## Exercise prompt
Reproduce the records exactly, but not the pictures.

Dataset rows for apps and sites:
━━━━━━━━━━━━━━━━━━━━━━━━━━━━━━

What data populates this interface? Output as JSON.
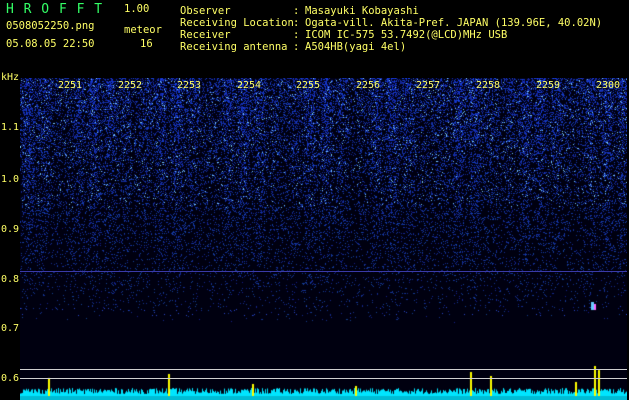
{
  "app": {
    "title": "H R O F F T",
    "version": "1.00"
  },
  "file": {
    "name": "0508052250.png",
    "datetime": "05.08.05 22:50"
  },
  "meteor": {
    "label": "meteor",
    "count": "16"
  },
  "info": [
    {
      "label": "Observer",
      "sep": ":",
      "value": "Masayuki Kobayashi"
    },
    {
      "label": "Receiving Location",
      "sep": ":",
      "value": "Ogata-vill. Akita-Pref. JAPAN (139.96E, 40.02N)"
    },
    {
      "label": "Receiver",
      "sep": ":",
      "value": "ICOM IC-575 53.7492(@LCD)MHz USB"
    },
    {
      "label": "Receiving antenna",
      "sep": ":",
      "value": "A504HB(yagi 4el)"
    }
  ],
  "axis": {
    "unit": "kHz",
    "freq_ticks": [
      "1.1",
      "1.0",
      "0.9",
      "0.8",
      "0.7",
      "0.6"
    ],
    "time_ticks": [
      "2251",
      "2252",
      "2253",
      "2254",
      "2255",
      "2256",
      "2257",
      "2258",
      "2259",
      "2300"
    ]
  },
  "colors": {
    "background": "#000000",
    "text_yellow": "#ffff66",
    "title_green": "#33ff66",
    "noise_blue": "#2a3cff",
    "noise_cyan": "#66ccff",
    "baseline_cyan": "#00e5ff",
    "spike_yellow": "#ffff00"
  }
}
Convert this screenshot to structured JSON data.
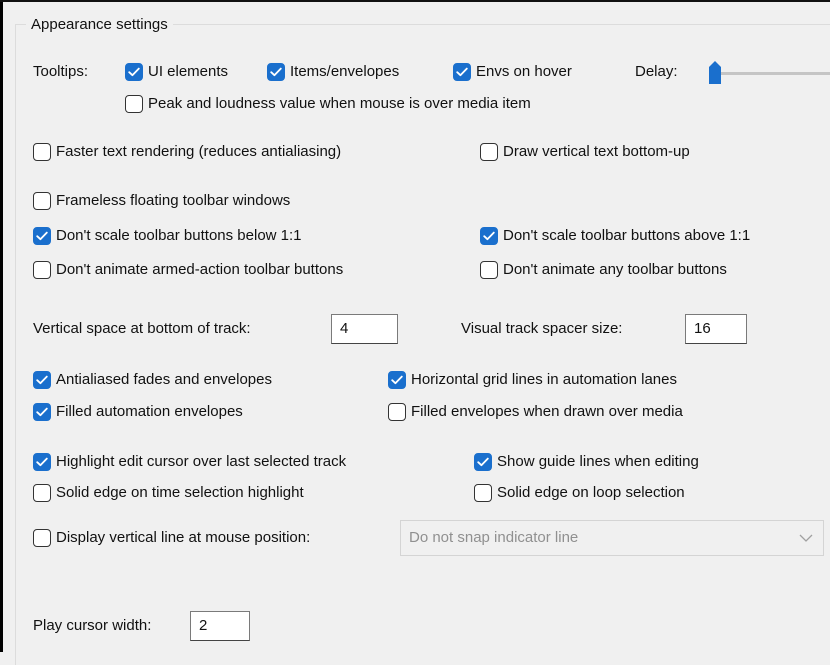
{
  "group_title": "Appearance settings",
  "tooltips": {
    "label": "Tooltips:",
    "ui_elements": {
      "label": "UI elements",
      "checked": true
    },
    "items_envelopes": {
      "label": "Items/envelopes",
      "checked": true
    },
    "envs_on_hover": {
      "label": "Envs on hover",
      "checked": true
    },
    "delay_label": "Delay:",
    "delay_value_fraction": 0.0,
    "peak_loudness": {
      "label": "Peak and loudness value when mouse is over media item",
      "checked": false
    }
  },
  "text_options": {
    "faster_text": {
      "label": "Faster text rendering (reduces antialiasing)",
      "checked": false
    },
    "vertical_text": {
      "label": "Draw vertical text bottom-up",
      "checked": false
    }
  },
  "toolbar_options": {
    "frameless": {
      "label": "Frameless floating toolbar windows",
      "checked": false
    },
    "no_scale_below": {
      "label": "Don't scale toolbar buttons below 1:1",
      "checked": true
    },
    "no_scale_above": {
      "label": "Don't scale toolbar buttons above 1:1",
      "checked": true
    },
    "no_animate_armed": {
      "label": "Don't animate armed-action toolbar buttons",
      "checked": false
    },
    "no_animate_any": {
      "label": "Don't animate any toolbar buttons",
      "checked": false
    }
  },
  "track_spacing": {
    "vertical_space_label": "Vertical space at bottom of track:",
    "vertical_space_value": "4",
    "spacer_size_label": "Visual track spacer size:",
    "spacer_size_value": "16"
  },
  "envelope_options": {
    "antialiased": {
      "label": "Antialiased fades and envelopes",
      "checked": true
    },
    "grid_lines": {
      "label": "Horizontal grid lines in automation lanes",
      "checked": true
    },
    "filled_auto": {
      "label": "Filled automation envelopes",
      "checked": true
    },
    "filled_over_media": {
      "label": "Filled envelopes when drawn over media",
      "checked": false
    }
  },
  "cursor_options": {
    "highlight_cursor": {
      "label": "Highlight edit cursor over last selected track",
      "checked": true
    },
    "guide_lines": {
      "label": "Show guide lines when editing",
      "checked": true
    },
    "solid_time": {
      "label": "Solid edge on time selection highlight",
      "checked": false
    },
    "solid_loop": {
      "label": "Solid edge on loop selection",
      "checked": false
    }
  },
  "mouse_line": {
    "label": "Display vertical line at mouse position:",
    "checked": false,
    "snap_selected": "Do not snap indicator line"
  },
  "play_cursor": {
    "label": "Play cursor width:",
    "value": "2"
  },
  "icons": {
    "check": "check-icon",
    "dropdown": "chevron-down-icon",
    "slider": "slider-thumb"
  },
  "colors": {
    "checked_fill": "#1a6fcd",
    "background": "#f0f0f0"
  }
}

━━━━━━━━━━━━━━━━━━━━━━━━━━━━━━

## Written answer
What data populates this interface? Output as JSON.
{
  "app": {
    "title": "H R O F F T",
    "version": "1.00"
  },
  "file": {
    "name": "0508052250.png",
    "datetime": "05.08.05 22:50"
  },
  "meteor": {
    "label": "meteor",
    "count": "16"
  },
  "info": [
    {
      "label": "Observer",
      "sep": ":",
      "value": "Masayuki Kobayashi"
    },
    {
      "label": "Receiving Location",
      "sep": ":",
      "value": "Ogata-vill. Akita-Pref. JAPAN (139.96E, 40.02N)"
    },
    {
      "label": "Receiver",
      "sep": ":",
      "value": "ICOM IC-575 53.7492(@LCD)MHz USB"
    },
    {
      "label": "Receiving antenna",
      "sep": ":",
      "value": "A504HB(yagi 4el)"
    }
  ],
  "axis": {
    "unit": "kHz",
    "freq_ticks": [
      "1.1",
      "1.0",
      "0.9",
      "0.8",
      "0.7",
      "0.6"
    ],
    "time_ticks": [
      "2251",
      "2252",
      "2253",
      "2254",
      "2255",
      "2256",
      "2257",
      "2258",
      "2259",
      "2300"
    ]
  },
  "colors": {
    "background": "#000000",
    "text_yellow": "#ffff66",
    "title_green": "#33ff66",
    "noise_blue": "#2a3cff",
    "noise_cyan": "#66ccff",
    "baseline_cyan": "#00e5ff",
    "spike_yellow": "#ffff00"
  }
}
Convert this screenshot to structured JSON data.
{
  "group_title": "Appearance settings",
  "tooltips": {
    "label": "Tooltips:",
    "ui_elements": {
      "label": "UI elements",
      "checked": true
    },
    "items_envelopes": {
      "label": "Items/envelopes",
      "checked": true
    },
    "envs_on_hover": {
      "label": "Envs on hover",
      "checked": true
    },
    "delay_label": "Delay:",
    "delay_value_fraction": 0.0,
    "peak_loudness": {
      "label": "Peak and loudness value when mouse is over media item",
      "checked": false
    }
  },
  "text_options": {
    "faster_text": {
      "label": "Faster text rendering (reduces antialiasing)",
      "checked": false
    },
    "vertical_text": {
      "label": "Draw vertical text bottom-up",
      "checked": false
    }
  },
  "toolbar_options": {
    "frameless": {
      "label": "Frameless floating toolbar windows",
      "checked": false
    },
    "no_scale_below": {
      "label": "Don't scale toolbar buttons below 1:1",
      "checked": true
    },
    "no_scale_above": {
      "label": "Don't scale toolbar buttons above 1:1",
      "checked": true
    },
    "no_animate_armed": {
      "label": "Don't animate armed-action toolbar buttons",
      "checked": false
    },
    "no_animate_any": {
      "label": "Don't animate any toolbar buttons",
      "checked": false
    }
  },
  "track_spacing": {
    "vertical_space_label": "Vertical space at bottom of track:",
    "vertical_space_value": "4",
    "spacer_size_label": "Visual track spacer size:",
    "spacer_size_value": "16"
  },
  "envelope_options": {
    "antialiased": {
      "label": "Antialiased fades and envelopes",
      "checked": true
    },
    "grid_lines": {
      "label": "Horizontal grid lines in automation lanes",
      "checked": true
    },
    "filled_auto": {
      "label": "Filled automation envelopes",
      "checked": true
    },
    "filled_over_media": {
      "label": "Filled envelopes when drawn over media",
      "checked": false
    }
  },
  "cursor_options": {
    "highlight_cursor": {
      "label": "Highlight edit cursor over last selected track",
      "checked": true
    },
    "guide_lines": {
      "label": "Show guide lines when editing",
      "checked": true
    },
    "solid_time": {
      "label": "Solid edge on time selection highlight",
      "checked": false
    },
    "solid_loop": {
      "label": "Solid edge on loop selection",
      "checked": false
    }
  },
  "mouse_line": {
    "label": "Display vertical line at mouse position:",
    "checked": false,
    "snap_selected": "Do not snap indicator line"
  },
  "play_cursor": {
    "label": "Play cursor width:",
    "value": "2"
  },
  "icons": {
    "check": "check-icon",
    "dropdown": "chevron-down-icon",
    "slider": "slider-thumb"
  },
  "colors": {
    "checked_fill": "#1a6fcd",
    "background": "#f0f0f0"
  }
}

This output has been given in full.